What is required:
The answer must be every line from the listing that holds the string "wordsDict".

Content starts

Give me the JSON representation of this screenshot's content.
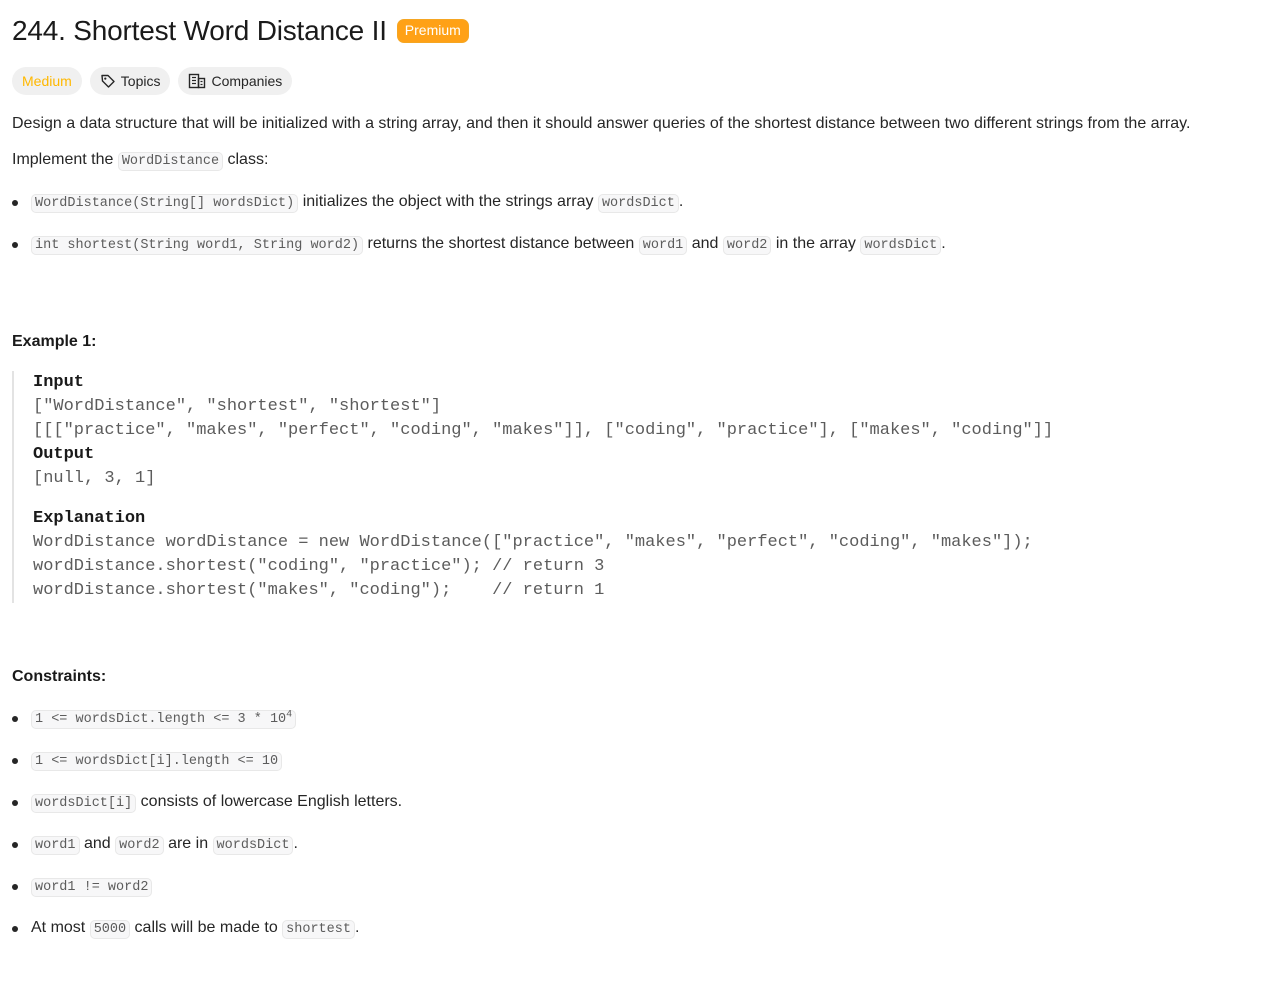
{
  "problem": {
    "title": "244. Shortest Word Distance II",
    "premium_label": "Premium",
    "tags": {
      "difficulty": "Medium",
      "topics": "Topics",
      "companies": "Companies"
    }
  },
  "description": {
    "intro": "Design a data structure that will be initialized with a string array, and then it should answer queries of the shortest distance between two different strings from the array.",
    "implement_pre": "Implement the ",
    "implement_code": "WordDistance",
    "implement_post": " class:",
    "bullets": [
      {
        "code": "WordDistance(String[] wordsDict)",
        "text1": " initializes the object with the strings array ",
        "code2": "wordsDict",
        "text2": "."
      },
      {
        "code": "int shortest(String word1, String word2)",
        "text1": " returns the shortest distance between ",
        "code2": "word1",
        "text2": " and ",
        "code3": "word2",
        "text3": " in the array ",
        "code4": "wordsDict",
        "text4": "."
      }
    ]
  },
  "example": {
    "heading": "Example 1:",
    "input_label": "Input",
    "input_line1": "[\"WordDistance\", \"shortest\", \"shortest\"]",
    "input_line2": "[[[\"practice\", \"makes\", \"perfect\", \"coding\", \"makes\"]], [\"coding\", \"practice\"], [\"makes\", \"coding\"]]",
    "output_label": "Output",
    "output_line": "[null, 3, 1]",
    "explanation_label": "Explanation",
    "explanation_lines": [
      "WordDistance wordDistance = new WordDistance([\"practice\", \"makes\", \"perfect\", \"coding\", \"makes\"]);",
      "wordDistance.shortest(\"coding\", \"practice\"); // return 3",
      "wordDistance.shortest(\"makes\", \"coding\");    // return 1"
    ]
  },
  "constraints": {
    "heading": "Constraints:",
    "c1_code": "1 <= wordsDict.length <= 3 * 10",
    "c1_sup": "4",
    "c2_code": "1 <= wordsDict[i].length <= 10",
    "c3_code": "wordsDict[i]",
    "c3_text": " consists of lowercase English letters.",
    "c4_code1": "word1",
    "c4_text1": " and ",
    "c4_code2": "word2",
    "c4_text2": " are in ",
    "c4_code3": "wordsDict",
    "c4_text3": ".",
    "c5_code": "word1 != word2",
    "c6_text1": "At most ",
    "c6_code1": "5000",
    "c6_text2": " calls will be made to ",
    "c6_code2": "shortest",
    "c6_text3": "."
  }
}
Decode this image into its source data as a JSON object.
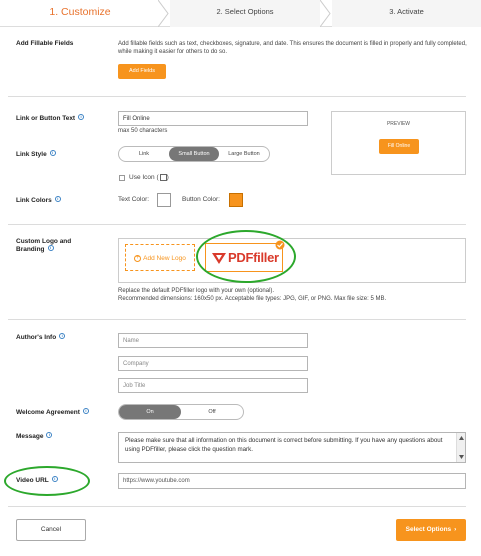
{
  "steps": [
    {
      "label": "1. Customize"
    },
    {
      "label": "2. Select Options"
    },
    {
      "label": "3. Activate"
    }
  ],
  "fillable": {
    "label": "Add Fillable Fields",
    "description": "Add fillable fields such as text, checkboxes, signature, and date. This ensures the document is filled in properly and fully completed, while making it easier for others to do so.",
    "button": "Add Fields"
  },
  "link_text": {
    "label": "Link or Button Text",
    "value": "Fill Online",
    "hint": "max 50 characters"
  },
  "preview": {
    "title": "PREVIEW",
    "button": "Fill Online"
  },
  "link_style": {
    "label": "Link Style",
    "options": [
      "Link",
      "Small Button",
      "Large Button"
    ],
    "selected": "Small Button",
    "use_icon": "Use Icon ("
  },
  "link_colors": {
    "label": "Link Colors",
    "text_color_label": "Text Color:",
    "button_color_label": "Button Color:",
    "text_color": "#ffffff",
    "button_color": "#f7941d"
  },
  "logo": {
    "label": "Custom Logo and Branding",
    "add_new": "Add New Logo",
    "brand": "PDFfiller",
    "note1": "Replace the default PDFfiller logo with your own (optional).",
    "note2": "Recommended dimensions: 160x50 px. Acceptable file types: JPG, GIF, or PNG. Max file size: 5 MB."
  },
  "author": {
    "label": "Author's Info",
    "name_placeholder": "Name",
    "company_placeholder": "Company",
    "job_placeholder": "Job Title"
  },
  "welcome": {
    "label": "Welcome Agreement",
    "on": "On",
    "off": "Off"
  },
  "message": {
    "label": "Message",
    "text": "Please make sure that all information on this document is correct before submitting. If you have any questions about using PDFfiller, please click the question mark."
  },
  "video": {
    "label": "Video URL",
    "value": "https://www.youtube.com"
  },
  "footer": {
    "cancel": "Cancel",
    "next": "Select Options"
  },
  "colors": {
    "accent": "#f7941d",
    "highlight": "#2ca82c"
  }
}
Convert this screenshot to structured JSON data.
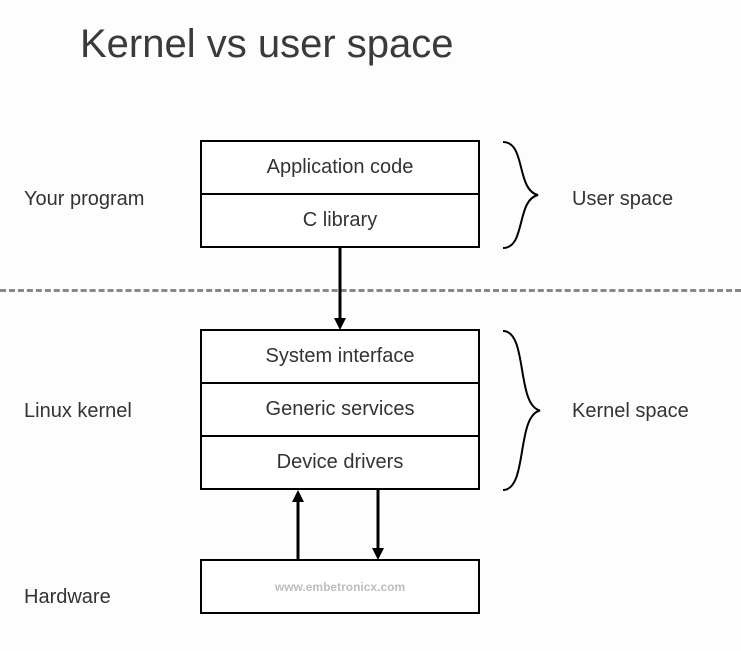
{
  "title": "Kernel vs user space",
  "labels": {
    "your_program": "Your program",
    "linux_kernel": "Linux kernel",
    "hardware": "Hardware",
    "user_space": "User space",
    "kernel_space": "Kernel space"
  },
  "boxes": {
    "app_code": "Application code",
    "c_lib": "C library",
    "sys_interface": "System interface",
    "generic_services": "Generic services",
    "device_drivers": "Device drivers"
  },
  "watermark": "www.embetronicx.com"
}
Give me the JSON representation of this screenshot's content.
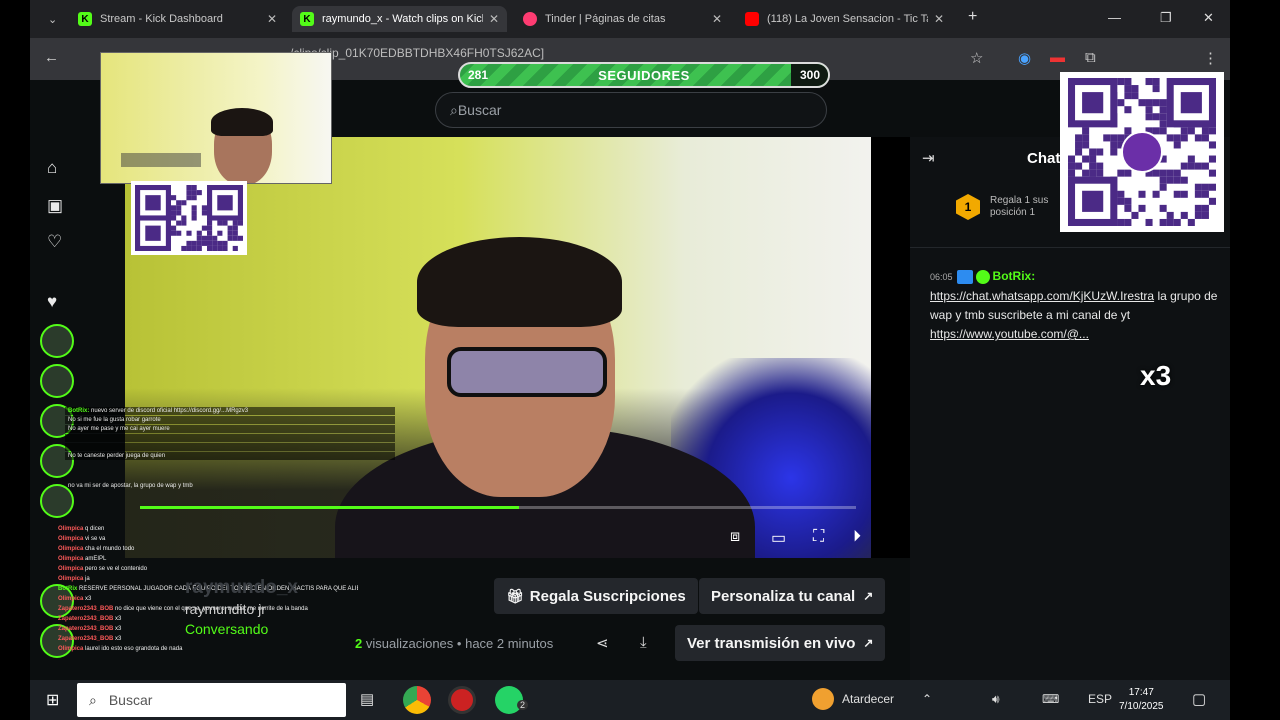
{
  "browser": {
    "tabs": [
      {
        "title": "Stream - Kick Dashboard",
        "icon": "kick-icon"
      },
      {
        "title": "raymundo_x - Watch clips on Kick",
        "icon": "kick-icon"
      },
      {
        "title": "Tinder | Páginas de citas",
        "icon": "tinder-icon"
      },
      {
        "title": "(118) La Joven Sensacion - Tic Tac",
        "icon": "youtube-icon"
      }
    ],
    "new_tab": "+",
    "url": "/clips/clip_01K70EDBBTDHBX46FH0TSJ62AC]"
  },
  "followers_goal": {
    "current": "281",
    "label": "SEGUIDORES",
    "goal": "300",
    "fraction": 0.9
  },
  "search": {
    "placeholder": "Buscar"
  },
  "video": {
    "progress_fraction": 0.53,
    "overlay_lines": [
      {
        "user": "BotRix:",
        "text": "nuevo server de discord oficial https://discord.gg/...MRgzv3"
      },
      {
        "user": "",
        "text": "No si me fue la gusta robar garrote"
      },
      {
        "user": "",
        "text": "No ayer me pase y me cai ayer muere"
      },
      {
        "user": "",
        "text": ""
      },
      {
        "user": "",
        "text": "No te caneste perder juega de quien"
      },
      {
        "user": "",
        "text": ""
      },
      {
        "user": "",
        "text": "no va mi ser de apostar, la grupo de wap y tmb"
      }
    ]
  },
  "stream_overlay_chat": [
    {
      "user": "Olimpica",
      "text": "q dicen"
    },
    {
      "user": "Olimpica",
      "text": "vi se va"
    },
    {
      "user": "Olimpica",
      "text": "cha el mundo todo"
    },
    {
      "user": "Olimpica",
      "text": "amEIPL"
    },
    {
      "user": "Olimpica",
      "text": "pero se ve el contenido"
    },
    {
      "user": "Olimpica",
      "text": "ja"
    },
    {
      "user": "BotRix",
      "text": "RESERVE PERSONAL JUGADOR CADA EQUIPO DEL TORNEO EN ORDEN ISACTIS PARA QUE ALIENTES A SU EQUIPO FAVORITO"
    },
    {
      "user": "Olimpica",
      "text": "x3"
    },
    {
      "user": "Zapatero2343_BOB",
      "text": "no dice que viene con el que se, yo mero, queda, me derrite de la banda"
    },
    {
      "user": "Zapatero2343_BOB",
      "text": "x3"
    },
    {
      "user": "Zapatero2343_BOB",
      "text": "x3"
    },
    {
      "user": "Zapatero2343_BOB",
      "text": "x3"
    },
    {
      "user": "Olimpica",
      "text": "laurel ido esto eso grandota de nada"
    }
  ],
  "channel": {
    "name": "raymundo_x",
    "subtitle": "raymundito jr",
    "category": "Conversando"
  },
  "buttons": {
    "gift_subs": "Regala Suscripciones",
    "customize": "Personaliza tu canal",
    "watch_live": "Ver transmisión en vivo"
  },
  "views": {
    "count": "2",
    "label": "visualizaciones",
    "time": "• hace 2 minutos"
  },
  "chat": {
    "title": "Chat",
    "gift_rank": "1",
    "gift_text_1": "Regala 1 sus",
    "gift_text_2": "posición 1",
    "message": {
      "time": "06:05",
      "user": "BotRix:",
      "link1": "https://chat.whatsapp.com/KjKUzW.Irestra",
      "text": "la grupo de wap y tmb suscribete a mi canal de yt",
      "link2": "https://www.youtube.com/@..."
    },
    "sticker_text": "x3"
  },
  "taskbar": {
    "search": "Buscar",
    "weather": "Atardecer",
    "lang": "ESP",
    "time": "17:47",
    "date": "7/10/2025",
    "whatsapp_badge": "2"
  },
  "colors": {
    "kick_green": "#53fc18",
    "bg": "#0b0e0f",
    "button": "#24272c"
  }
}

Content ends

Worked solution:
        "code": "WordDistance(String[] wordsDict)",
        "code2": "wordsDict",
        "code4": "wordsDict",
    "c1_code": "1 <= wordsDict.length <= 3 * 10",
    "c2_code": "1 <= wordsDict[i].length <= 10",
    "c3_code": "wordsDict[i]",
    "c4_code3": "wordsDict",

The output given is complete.